Rating: 3½ stars (out of 4)
The Departed (2006): Dir. Martin Scorsese. Written by William Monahan. Based upon the film Mou gaan dou written by Alan Mak and Felix Chong. Starring: Leonardo DiCaprio, Matt Damon, Jack Nicholson, Martin Sheen, and Mark Wahlberg. Rated R for strong brutal violence, pervasive language, some strong sexual content and drug material. Running time: 151 minutes.
Amazingly, one of America’s greatest filmmakers had never won an Academy Award prior to 2006. Many speculate the Academy was attempting to make up for past misdeeds. Yet the film holds up in its own right, boasting a rogue’s gallery of Hollywood heavyweights, and starring the director’s much-imitated, never-replicated style.
Set in Boston, the film parallels the lives of two men: a State Trooper who infiltrates the Irish Mob, and a mobster who infiltrates the State Police.

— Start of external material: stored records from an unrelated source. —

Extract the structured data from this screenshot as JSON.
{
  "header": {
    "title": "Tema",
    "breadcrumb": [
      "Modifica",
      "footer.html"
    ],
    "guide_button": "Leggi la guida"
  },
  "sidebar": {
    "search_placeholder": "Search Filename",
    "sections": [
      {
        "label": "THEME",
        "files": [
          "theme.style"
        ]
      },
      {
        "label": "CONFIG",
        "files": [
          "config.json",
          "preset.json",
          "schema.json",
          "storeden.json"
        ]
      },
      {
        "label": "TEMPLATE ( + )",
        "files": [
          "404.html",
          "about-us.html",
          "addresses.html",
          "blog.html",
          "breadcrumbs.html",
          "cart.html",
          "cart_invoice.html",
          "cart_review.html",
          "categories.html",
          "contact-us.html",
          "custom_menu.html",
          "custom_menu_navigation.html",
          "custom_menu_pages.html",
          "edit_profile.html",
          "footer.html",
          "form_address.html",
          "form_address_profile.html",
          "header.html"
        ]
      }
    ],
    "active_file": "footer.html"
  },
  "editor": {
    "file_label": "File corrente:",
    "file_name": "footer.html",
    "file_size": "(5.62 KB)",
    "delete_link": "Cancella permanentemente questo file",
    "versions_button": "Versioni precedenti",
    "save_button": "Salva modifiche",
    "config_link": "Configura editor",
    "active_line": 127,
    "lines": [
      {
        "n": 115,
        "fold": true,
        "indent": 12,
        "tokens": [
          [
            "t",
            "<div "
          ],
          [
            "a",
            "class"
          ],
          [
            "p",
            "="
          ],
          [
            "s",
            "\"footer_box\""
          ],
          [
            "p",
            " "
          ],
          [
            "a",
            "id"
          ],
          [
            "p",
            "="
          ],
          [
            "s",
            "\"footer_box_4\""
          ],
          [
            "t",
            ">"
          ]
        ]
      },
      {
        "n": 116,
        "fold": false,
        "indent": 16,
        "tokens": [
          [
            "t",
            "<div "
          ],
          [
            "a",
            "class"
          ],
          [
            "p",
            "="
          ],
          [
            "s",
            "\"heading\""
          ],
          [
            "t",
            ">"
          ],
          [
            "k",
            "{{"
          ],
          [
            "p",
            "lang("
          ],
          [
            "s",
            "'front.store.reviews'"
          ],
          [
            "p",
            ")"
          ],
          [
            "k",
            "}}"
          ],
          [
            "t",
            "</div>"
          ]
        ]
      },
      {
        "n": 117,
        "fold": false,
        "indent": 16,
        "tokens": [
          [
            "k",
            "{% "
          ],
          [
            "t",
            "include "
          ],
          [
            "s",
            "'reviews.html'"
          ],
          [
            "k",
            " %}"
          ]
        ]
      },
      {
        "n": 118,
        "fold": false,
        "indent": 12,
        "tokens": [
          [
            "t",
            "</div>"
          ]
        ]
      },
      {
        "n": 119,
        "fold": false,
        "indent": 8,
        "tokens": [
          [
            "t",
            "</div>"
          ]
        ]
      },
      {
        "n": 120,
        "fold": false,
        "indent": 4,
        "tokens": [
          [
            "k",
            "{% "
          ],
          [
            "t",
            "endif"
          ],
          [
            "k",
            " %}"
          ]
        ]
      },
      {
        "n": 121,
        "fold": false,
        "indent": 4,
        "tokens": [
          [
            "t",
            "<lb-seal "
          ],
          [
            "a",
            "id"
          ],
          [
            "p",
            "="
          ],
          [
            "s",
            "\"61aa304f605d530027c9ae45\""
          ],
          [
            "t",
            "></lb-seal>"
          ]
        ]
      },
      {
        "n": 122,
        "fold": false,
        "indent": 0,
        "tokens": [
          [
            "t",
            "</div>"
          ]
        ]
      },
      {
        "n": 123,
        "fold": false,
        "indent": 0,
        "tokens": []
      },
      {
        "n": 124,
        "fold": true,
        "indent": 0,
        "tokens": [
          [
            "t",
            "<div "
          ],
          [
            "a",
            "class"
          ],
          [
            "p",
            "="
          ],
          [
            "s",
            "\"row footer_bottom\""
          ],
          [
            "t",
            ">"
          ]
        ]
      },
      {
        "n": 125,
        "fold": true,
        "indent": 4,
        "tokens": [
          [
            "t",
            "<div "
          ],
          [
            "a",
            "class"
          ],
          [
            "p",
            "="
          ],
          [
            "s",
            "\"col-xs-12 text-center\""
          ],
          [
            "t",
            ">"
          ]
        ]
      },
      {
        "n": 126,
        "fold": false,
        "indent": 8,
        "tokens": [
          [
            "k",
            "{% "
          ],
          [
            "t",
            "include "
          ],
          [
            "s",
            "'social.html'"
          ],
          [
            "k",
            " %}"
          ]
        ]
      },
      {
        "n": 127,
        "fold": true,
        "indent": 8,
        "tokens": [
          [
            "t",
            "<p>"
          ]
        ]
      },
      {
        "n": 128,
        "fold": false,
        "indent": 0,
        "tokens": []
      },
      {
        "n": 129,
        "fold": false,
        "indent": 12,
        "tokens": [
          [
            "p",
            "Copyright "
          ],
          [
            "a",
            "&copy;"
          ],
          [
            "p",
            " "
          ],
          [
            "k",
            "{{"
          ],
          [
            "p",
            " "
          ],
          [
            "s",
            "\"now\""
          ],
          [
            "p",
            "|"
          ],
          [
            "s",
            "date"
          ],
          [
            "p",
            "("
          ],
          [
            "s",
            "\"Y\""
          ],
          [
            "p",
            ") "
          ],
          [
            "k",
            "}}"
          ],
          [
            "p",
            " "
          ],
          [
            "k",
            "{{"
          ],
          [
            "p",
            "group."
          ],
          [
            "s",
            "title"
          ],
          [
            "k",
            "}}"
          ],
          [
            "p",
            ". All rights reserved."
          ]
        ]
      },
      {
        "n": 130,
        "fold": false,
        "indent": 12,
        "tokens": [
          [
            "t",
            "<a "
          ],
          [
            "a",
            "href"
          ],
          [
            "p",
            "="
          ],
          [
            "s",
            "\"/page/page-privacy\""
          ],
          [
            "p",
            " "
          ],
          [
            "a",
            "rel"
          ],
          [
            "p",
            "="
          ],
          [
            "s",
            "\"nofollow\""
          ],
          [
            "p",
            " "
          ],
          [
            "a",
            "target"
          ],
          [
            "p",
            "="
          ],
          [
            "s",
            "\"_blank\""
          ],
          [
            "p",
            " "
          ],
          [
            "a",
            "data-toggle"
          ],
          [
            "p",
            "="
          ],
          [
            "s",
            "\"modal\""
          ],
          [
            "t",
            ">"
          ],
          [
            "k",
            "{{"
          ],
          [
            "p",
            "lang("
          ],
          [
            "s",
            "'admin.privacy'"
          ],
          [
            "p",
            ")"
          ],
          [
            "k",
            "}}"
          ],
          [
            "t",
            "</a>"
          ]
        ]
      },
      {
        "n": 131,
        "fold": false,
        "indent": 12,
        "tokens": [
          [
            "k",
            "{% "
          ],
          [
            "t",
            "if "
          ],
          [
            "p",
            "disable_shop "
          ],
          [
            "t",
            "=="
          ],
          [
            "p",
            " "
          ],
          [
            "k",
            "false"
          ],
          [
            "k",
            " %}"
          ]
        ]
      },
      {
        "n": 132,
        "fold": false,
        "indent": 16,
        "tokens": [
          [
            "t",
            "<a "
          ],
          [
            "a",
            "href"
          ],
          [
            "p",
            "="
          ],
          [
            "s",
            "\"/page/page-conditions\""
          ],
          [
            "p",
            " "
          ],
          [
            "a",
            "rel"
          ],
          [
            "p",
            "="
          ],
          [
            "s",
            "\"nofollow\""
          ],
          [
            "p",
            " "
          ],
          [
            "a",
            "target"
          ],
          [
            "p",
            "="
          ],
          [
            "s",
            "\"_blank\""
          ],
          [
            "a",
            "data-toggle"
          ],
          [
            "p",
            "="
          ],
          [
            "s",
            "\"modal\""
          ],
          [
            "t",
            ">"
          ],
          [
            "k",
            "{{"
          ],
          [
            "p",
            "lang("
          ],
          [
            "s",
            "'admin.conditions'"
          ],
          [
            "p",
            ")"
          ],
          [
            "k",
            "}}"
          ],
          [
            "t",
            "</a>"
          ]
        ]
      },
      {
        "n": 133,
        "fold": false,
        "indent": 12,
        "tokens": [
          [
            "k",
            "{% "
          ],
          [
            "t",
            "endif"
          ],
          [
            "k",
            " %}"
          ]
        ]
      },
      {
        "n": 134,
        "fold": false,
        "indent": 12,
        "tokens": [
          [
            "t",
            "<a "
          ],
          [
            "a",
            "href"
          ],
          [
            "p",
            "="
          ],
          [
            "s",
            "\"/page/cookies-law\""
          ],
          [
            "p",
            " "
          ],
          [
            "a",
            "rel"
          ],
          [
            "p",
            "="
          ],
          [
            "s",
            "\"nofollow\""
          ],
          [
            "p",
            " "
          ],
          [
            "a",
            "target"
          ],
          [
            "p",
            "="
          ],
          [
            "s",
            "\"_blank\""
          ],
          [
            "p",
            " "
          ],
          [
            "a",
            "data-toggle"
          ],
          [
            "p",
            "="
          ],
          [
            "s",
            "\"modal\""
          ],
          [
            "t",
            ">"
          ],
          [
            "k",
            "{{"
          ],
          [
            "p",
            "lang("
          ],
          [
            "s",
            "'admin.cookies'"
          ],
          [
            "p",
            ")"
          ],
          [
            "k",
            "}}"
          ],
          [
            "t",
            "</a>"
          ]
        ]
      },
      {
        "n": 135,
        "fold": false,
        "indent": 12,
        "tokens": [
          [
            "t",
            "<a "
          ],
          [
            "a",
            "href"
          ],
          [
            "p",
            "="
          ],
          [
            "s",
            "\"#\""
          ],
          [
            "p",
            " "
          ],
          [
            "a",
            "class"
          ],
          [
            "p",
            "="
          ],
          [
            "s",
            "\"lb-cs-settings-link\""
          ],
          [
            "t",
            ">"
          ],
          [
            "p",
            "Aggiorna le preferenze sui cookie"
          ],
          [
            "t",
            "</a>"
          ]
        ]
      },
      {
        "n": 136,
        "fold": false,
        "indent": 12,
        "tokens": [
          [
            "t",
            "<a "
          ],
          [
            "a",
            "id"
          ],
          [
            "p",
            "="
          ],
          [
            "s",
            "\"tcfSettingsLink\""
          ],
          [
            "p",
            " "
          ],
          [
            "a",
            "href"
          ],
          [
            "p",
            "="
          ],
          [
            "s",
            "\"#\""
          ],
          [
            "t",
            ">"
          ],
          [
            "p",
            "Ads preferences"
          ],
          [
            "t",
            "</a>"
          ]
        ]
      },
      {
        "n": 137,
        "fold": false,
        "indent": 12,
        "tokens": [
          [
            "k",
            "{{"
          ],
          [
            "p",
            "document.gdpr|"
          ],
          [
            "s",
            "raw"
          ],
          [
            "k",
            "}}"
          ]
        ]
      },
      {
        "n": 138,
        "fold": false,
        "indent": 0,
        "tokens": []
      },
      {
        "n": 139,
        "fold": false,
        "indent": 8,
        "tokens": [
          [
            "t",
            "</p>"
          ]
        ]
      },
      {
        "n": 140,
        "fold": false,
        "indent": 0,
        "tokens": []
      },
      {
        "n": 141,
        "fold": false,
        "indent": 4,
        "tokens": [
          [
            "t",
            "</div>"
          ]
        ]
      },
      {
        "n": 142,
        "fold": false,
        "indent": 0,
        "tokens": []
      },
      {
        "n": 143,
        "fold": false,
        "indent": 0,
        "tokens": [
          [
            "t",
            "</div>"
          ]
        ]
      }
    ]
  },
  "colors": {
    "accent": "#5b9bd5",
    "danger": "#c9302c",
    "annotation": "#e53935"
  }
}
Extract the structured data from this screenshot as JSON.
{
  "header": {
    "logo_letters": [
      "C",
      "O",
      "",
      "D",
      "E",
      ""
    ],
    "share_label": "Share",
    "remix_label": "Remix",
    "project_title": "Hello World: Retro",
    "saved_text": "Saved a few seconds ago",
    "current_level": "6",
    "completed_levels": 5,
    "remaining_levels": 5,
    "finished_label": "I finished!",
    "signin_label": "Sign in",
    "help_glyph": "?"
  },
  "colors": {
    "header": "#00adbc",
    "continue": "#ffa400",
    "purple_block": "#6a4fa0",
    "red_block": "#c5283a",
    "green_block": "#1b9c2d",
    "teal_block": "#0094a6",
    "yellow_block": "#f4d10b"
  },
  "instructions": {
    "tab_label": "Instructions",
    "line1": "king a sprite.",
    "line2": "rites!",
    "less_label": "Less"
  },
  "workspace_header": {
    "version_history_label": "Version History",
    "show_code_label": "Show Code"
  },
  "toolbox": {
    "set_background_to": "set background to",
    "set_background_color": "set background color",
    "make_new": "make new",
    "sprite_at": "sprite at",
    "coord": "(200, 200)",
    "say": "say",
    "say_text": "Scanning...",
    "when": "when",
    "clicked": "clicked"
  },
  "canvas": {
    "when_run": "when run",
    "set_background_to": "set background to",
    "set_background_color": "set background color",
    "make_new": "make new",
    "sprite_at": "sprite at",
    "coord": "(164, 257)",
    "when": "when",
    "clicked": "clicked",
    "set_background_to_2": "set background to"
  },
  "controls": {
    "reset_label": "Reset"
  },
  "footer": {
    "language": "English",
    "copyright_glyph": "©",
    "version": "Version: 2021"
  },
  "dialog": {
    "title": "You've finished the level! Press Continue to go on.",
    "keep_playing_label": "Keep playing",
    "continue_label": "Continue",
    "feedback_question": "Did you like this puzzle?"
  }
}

As the two men seek to uncover secrets, they soon become aware of each other’s presence, and a cat-and-mouse game ensues.
Despite a new setting, Scorsese directs with a fury that impresses on a superficial level, while accentuating character details and condensing exposition. Scorsese’s longtime editor Thelma Schoonmaker always keeps thing interesting by cutting when we least expect it, and in turn, heightening the drama. Scorsese has long avoided conventional plots in his film, but here we see how he masterfully ratchets up and then maintains suspense–even a cell phone conversation bristles with stakes of life and death.
While not as tangible as New York necessarily, the new setting feels authentic thanks to a dynamite cast. Some folks play to the cheap seats (namely Jack Nicholson as mob boss Frank Costello), but Leonardo DiCaprio and Matt Damon play wonderfully convincing foils. Despite all the technical jargon (microprocessors, special investigation units), Scorsese and screenwriter William Monahan remain focused on questions of identity, as the characters discover that good and evil exist on both sides of the law. Dialogue takes on darker meaning as we begin to question where the charades end and honest intentions begin.
The film perhaps stretches itself thin (perhaps due to being a remake) but it’s always entertaining, even as it lacks the emotional heft of past Scorsese efforts. But it’s a wonderful reminder that the Academy doesn’t have to settle for lackluster prestige pictures.
Next film: No Country for Old Men, 2007